ABOUT THIS EXERCISE:
Within the listing below, please show every line carrying the string "duration".

+===+

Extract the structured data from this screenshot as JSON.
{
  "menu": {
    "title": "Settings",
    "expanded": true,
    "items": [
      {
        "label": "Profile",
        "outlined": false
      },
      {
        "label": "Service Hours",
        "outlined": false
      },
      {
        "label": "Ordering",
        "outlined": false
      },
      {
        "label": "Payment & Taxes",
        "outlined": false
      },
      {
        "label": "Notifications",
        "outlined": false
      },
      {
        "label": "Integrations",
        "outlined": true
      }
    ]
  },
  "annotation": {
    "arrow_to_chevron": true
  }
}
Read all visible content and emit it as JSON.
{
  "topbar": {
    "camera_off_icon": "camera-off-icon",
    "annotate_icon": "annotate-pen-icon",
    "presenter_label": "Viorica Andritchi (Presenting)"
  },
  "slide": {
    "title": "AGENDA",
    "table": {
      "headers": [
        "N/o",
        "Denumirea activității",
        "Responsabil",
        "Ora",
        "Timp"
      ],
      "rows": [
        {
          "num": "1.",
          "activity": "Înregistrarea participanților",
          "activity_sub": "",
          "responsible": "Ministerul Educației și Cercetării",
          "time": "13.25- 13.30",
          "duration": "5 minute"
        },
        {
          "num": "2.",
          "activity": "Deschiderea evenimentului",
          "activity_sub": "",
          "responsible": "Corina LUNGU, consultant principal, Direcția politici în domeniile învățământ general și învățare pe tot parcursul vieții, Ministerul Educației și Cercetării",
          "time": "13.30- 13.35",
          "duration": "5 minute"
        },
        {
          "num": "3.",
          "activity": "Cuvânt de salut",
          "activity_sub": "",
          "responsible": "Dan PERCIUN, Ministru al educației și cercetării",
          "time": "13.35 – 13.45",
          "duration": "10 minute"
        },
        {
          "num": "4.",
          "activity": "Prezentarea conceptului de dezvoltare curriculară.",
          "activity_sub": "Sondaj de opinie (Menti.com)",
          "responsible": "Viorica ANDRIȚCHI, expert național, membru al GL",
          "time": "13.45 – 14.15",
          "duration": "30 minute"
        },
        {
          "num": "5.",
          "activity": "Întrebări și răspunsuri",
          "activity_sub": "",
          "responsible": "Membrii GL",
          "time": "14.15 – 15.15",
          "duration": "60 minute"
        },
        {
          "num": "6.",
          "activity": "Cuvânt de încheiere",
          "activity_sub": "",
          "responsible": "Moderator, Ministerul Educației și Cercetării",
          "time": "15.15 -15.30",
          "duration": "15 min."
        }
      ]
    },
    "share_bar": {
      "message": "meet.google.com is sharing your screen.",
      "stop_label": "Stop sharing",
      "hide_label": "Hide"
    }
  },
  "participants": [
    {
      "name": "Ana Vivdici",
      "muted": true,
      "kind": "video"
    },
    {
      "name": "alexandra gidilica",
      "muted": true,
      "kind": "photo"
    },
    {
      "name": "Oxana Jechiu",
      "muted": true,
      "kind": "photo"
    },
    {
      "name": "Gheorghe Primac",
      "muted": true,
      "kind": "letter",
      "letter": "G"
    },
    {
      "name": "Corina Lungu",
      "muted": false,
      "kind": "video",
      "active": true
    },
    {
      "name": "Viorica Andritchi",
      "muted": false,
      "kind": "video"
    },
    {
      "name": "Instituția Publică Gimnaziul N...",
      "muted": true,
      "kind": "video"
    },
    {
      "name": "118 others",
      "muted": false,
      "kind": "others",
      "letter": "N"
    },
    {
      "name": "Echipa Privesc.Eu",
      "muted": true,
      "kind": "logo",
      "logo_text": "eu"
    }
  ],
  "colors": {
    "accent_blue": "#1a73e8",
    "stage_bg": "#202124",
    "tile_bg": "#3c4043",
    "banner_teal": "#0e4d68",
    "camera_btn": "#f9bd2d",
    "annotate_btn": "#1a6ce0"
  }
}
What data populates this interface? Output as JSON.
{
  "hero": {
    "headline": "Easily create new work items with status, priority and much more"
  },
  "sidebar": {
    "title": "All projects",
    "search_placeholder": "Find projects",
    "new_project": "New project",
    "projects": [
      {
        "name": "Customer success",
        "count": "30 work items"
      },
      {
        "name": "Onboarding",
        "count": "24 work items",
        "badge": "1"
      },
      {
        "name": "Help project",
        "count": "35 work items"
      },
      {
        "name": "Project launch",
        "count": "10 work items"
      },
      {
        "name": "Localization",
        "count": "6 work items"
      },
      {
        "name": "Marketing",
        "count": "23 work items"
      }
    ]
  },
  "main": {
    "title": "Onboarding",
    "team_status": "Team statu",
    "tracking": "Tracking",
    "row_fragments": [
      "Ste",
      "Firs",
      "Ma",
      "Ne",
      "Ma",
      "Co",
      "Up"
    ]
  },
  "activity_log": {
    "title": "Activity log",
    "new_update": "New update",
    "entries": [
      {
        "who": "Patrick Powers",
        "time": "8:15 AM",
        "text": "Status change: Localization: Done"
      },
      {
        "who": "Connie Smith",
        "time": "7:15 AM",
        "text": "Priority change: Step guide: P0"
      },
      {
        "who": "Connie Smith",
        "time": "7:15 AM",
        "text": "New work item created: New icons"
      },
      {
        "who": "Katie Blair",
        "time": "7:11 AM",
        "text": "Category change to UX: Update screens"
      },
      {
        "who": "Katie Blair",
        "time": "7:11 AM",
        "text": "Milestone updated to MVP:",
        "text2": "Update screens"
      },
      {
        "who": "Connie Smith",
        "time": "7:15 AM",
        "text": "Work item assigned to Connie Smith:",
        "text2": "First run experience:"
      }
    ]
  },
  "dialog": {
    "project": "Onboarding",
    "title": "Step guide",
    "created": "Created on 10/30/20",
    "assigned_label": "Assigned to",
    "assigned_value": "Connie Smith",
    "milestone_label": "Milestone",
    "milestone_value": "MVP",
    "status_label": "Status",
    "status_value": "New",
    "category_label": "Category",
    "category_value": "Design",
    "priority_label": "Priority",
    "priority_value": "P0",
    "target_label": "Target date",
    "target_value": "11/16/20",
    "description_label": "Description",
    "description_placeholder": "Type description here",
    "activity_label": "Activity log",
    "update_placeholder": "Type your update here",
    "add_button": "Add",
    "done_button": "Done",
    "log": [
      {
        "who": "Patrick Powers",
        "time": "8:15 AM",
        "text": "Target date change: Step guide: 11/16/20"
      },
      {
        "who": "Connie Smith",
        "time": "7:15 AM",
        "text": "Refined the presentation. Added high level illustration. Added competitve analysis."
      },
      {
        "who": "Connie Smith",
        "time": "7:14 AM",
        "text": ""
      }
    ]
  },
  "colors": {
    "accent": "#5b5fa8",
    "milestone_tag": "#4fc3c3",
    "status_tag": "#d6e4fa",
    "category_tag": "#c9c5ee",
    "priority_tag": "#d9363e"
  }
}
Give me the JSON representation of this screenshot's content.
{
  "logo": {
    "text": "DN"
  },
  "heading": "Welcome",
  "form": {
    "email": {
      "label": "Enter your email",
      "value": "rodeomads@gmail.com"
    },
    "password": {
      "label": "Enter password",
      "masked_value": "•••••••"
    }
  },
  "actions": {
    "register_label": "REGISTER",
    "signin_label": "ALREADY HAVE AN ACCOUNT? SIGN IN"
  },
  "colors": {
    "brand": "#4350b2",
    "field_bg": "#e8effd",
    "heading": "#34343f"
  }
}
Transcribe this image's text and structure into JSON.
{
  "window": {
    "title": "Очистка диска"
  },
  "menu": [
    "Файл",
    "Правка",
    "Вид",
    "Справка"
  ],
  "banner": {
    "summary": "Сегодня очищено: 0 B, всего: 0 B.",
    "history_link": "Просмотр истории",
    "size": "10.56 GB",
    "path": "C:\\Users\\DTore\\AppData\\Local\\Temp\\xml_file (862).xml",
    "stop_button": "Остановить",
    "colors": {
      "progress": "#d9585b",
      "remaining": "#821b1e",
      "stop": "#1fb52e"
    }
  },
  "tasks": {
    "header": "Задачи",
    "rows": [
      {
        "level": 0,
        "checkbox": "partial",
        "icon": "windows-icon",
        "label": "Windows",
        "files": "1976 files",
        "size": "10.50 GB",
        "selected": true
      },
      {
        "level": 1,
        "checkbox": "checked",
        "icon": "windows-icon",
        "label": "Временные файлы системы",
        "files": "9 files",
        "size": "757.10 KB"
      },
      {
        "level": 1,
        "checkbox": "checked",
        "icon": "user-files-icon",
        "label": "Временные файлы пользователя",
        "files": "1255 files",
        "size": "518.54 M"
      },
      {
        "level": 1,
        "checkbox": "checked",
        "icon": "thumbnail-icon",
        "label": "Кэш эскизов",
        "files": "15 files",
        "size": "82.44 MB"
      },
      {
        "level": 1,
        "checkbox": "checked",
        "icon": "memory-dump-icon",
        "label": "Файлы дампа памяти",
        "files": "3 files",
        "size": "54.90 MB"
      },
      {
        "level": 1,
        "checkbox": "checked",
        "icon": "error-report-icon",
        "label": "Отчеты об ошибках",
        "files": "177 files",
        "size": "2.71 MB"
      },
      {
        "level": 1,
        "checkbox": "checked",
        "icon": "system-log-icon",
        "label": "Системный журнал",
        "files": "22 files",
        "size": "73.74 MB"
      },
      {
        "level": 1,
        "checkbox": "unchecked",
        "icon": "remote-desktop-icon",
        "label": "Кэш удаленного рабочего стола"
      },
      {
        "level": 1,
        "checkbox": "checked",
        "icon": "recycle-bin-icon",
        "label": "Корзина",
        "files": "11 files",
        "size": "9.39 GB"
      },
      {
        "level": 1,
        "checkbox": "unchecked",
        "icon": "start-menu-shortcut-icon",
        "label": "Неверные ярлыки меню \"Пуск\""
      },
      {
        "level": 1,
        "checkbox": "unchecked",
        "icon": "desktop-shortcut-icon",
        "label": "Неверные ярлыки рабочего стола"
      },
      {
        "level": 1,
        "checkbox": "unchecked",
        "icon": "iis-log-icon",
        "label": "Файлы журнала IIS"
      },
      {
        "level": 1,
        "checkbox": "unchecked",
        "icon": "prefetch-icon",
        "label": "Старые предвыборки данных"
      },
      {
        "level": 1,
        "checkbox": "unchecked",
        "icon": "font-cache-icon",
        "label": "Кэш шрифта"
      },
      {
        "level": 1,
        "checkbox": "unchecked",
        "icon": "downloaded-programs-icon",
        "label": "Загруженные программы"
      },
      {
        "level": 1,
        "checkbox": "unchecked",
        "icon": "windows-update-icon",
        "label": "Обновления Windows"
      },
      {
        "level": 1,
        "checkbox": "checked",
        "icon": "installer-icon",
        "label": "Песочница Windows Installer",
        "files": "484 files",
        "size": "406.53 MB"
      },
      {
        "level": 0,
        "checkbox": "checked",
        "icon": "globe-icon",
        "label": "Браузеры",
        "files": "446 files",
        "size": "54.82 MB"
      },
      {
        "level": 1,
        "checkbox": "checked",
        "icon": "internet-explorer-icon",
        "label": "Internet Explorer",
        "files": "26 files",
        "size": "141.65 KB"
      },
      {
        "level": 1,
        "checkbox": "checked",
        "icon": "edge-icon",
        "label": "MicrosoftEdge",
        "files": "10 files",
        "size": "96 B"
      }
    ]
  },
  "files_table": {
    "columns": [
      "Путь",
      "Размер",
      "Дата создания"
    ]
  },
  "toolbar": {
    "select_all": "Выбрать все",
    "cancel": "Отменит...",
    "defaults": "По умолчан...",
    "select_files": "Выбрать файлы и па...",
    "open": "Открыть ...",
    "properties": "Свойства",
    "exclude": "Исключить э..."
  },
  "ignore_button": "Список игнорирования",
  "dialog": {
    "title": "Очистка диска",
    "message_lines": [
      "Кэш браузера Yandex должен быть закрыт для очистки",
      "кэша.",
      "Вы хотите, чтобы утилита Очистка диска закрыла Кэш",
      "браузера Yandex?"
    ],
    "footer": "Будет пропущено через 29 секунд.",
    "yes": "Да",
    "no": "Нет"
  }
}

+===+

COMPLETED TASK:
          "duration": "5 minute"
          "duration": "5 minute"
          "duration": "10 minute"
          "duration": "30 minute"
          "duration": "60 minute"
          "duration": "15 min."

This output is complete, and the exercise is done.